Is there some sort of a one-upmanship with oner sequences between you and your stuntman-turned-directors peers?
We’re fairly insular when we go into creative mode, we just want to do what’s good for us. There’s not a competition. Afterwards, we’ll probably all talk shit, probably. [laughs] In a fun way, we’re all pretty close.
But no, I always try to work from the perspective as an audience member. If I think it’s cool and it tingles me, then I’m like, “OK, we’re on the right path.” And then you get your creatives to work. I just think that’s always it. If you’re not excited by it, there’s no sense in trying to justify that other people will like it. Again, that’s OK, but “You know, people are gonna love it”—I heard that a lot growing up in the industry. And I’m like, “If none of us think it’s cool … what? How does that work?”
I always tell my stunt team, “If you’re not impressed by it, don’t show it to me.” I don’t want to find what the audience finds mediocre, I don’t care. If you don’t have something that’s gonna make you clap, they’re not going to clap.
And there are plenty of action movies that try to cut around that.
They’re always trying to … again, I have nothing against editing, I have nothing against Shakicam. It’s when you do it in place of something, when you don’t have the money or the time, or the creative thought or the energy and you hide behind what you don’t have. I’m all about showing off what I have: I have Keanu Reeves, I have a great stunt team, and I have great locations. I’m gonna show people the world that I’m in. So don’t hide. Be creative. Being creative is free. You just have to work, and it makes people’s heads hurt. Everybody always says, “I want something new, I want something fresh,” and I’m like, “OK, you got to go out and earn that. It doesn’t just fall out of the sky.” You gotta try, you gotta fail, you gotta stand back up and fail again, and fail again, and fail again, until you get it right.
Did being a stuntman give you that hunger for creativity, or do we have to look back even further in your life?

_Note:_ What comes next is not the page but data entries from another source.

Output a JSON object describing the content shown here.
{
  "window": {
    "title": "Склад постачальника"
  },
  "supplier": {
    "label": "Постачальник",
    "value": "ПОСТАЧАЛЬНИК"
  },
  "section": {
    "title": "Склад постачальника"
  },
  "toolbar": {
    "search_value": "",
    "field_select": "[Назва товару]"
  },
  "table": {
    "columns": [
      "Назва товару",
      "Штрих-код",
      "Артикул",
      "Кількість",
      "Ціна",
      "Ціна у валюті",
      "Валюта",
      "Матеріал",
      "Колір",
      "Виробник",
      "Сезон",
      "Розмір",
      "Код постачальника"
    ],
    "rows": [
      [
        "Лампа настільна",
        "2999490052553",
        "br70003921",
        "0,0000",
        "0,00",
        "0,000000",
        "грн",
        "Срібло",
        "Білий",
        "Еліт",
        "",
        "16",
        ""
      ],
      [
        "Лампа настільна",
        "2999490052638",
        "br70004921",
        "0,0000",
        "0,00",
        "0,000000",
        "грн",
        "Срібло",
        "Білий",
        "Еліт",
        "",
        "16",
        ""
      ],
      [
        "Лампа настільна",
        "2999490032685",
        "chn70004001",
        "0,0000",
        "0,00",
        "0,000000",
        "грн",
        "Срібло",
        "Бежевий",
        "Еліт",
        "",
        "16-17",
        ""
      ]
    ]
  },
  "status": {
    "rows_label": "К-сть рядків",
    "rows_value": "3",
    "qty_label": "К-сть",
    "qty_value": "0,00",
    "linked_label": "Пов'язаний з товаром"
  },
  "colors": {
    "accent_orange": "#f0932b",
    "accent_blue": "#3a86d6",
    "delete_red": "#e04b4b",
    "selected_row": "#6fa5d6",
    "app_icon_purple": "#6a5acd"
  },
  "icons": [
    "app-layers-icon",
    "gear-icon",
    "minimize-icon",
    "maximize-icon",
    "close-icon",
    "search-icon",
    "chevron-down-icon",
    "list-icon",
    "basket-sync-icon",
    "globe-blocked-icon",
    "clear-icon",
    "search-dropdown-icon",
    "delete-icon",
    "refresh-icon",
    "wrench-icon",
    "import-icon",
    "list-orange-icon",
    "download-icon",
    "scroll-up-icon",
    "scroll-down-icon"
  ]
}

My mom and dad are pretty incredible people. I come from a great family. Mom and dad were both incredibly athletic and incredibly intellectual, and they both love to read. They both were very well-read, smart people. They both started companies when they were very, very young and have interesting histories, I don’t want to bore you with it. Me and my brothers came up that way, where they wanted us to be athletic and resourceful, and well-read. Everything was rewarded; you did a good job you got to play in the woods, don’t stay inside. Whatever wish—I wanted to do karate, judo, BMX, motorcycles—and they were like, “Cool, go do it.” I felt very supported.